Statement of the Problem: A shared aspect among many neurodegenerative disorders is a limited understanding of cellular disease mechanisms. In our research, we have found that dysregulated calcium channels play a central and early role in driving diseases such as Alzheimer’s, Huntington’s and brain injury. Specifically, defects in intracellular calcium stores within the endoplasmic reticulum (ER) and their resident release channels such as the ryanodine receptor (RyR) are upstream of the major disease features such as protein aggregates and synaptic deficits. By focusing upon the proximal calcium channelopathy, rather than later-stage features, significant advances in understanding disease etiology may be made.
Methodology & Theoretical Orientation: Whole cell patch clamp electrophysiology combined with 2-photon calcium
imaging are used to record signaling from hippocampal neurons in acute brain slices from mouse models of Alzheimer’s
disease (AD) and human neurons transformed from AD patients. Immunoassays and qRT PCR probe protein and transcript levels in mouse and human neurons.
Findings: In early stage AD mice, RyR-evoked calcium signals are significantly greater than non-transgenic controls, while
calcium signaling though voltage-gated channels and NMDA receptors are not different. Similar observations were made
in human neurons from AD patients. Additionally, RyR 2 message is increased in both the mouse and human AD neurons. Pharmacologically normalizing RyR-calcium release restores RyR2 levels in mice, as well as reduces many of the AD features including beta amyloid, hyperphosphorylated tau and synaptic loss.
Conclusion & Significance: Dysregulated ER calcium channel functioning is an early feature of AD in mouse models and
human samples and likely initiates a pathogenic cascade in the proximal disease stages. Because of the multiple and essential

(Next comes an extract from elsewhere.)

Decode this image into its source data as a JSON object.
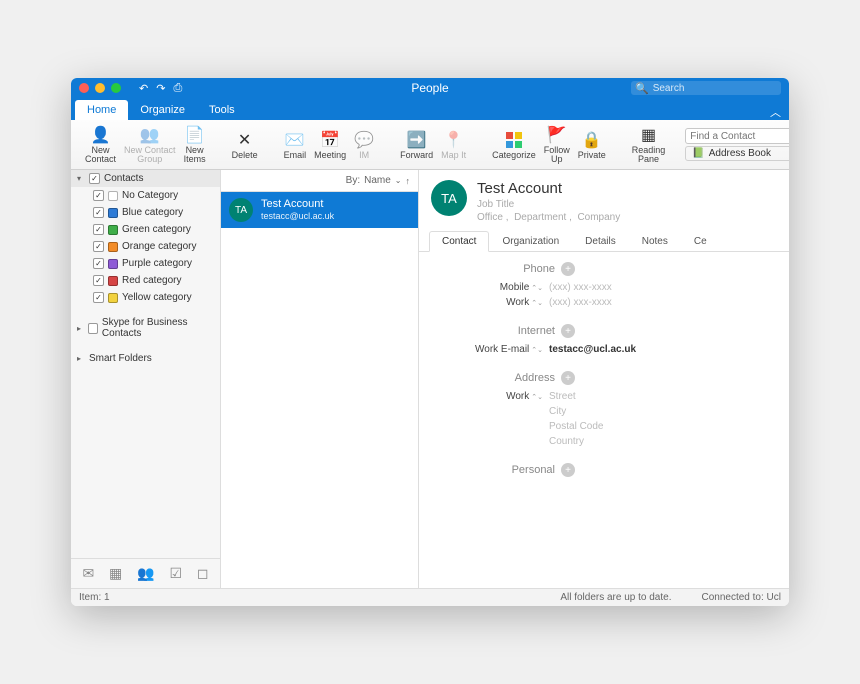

roles of calcium signaling in neurons, alterations in RyR-channel properties can generate multiple downstream maladaptive effects such as those seen in neurodegenerative disorders.
Grace E Stutzmann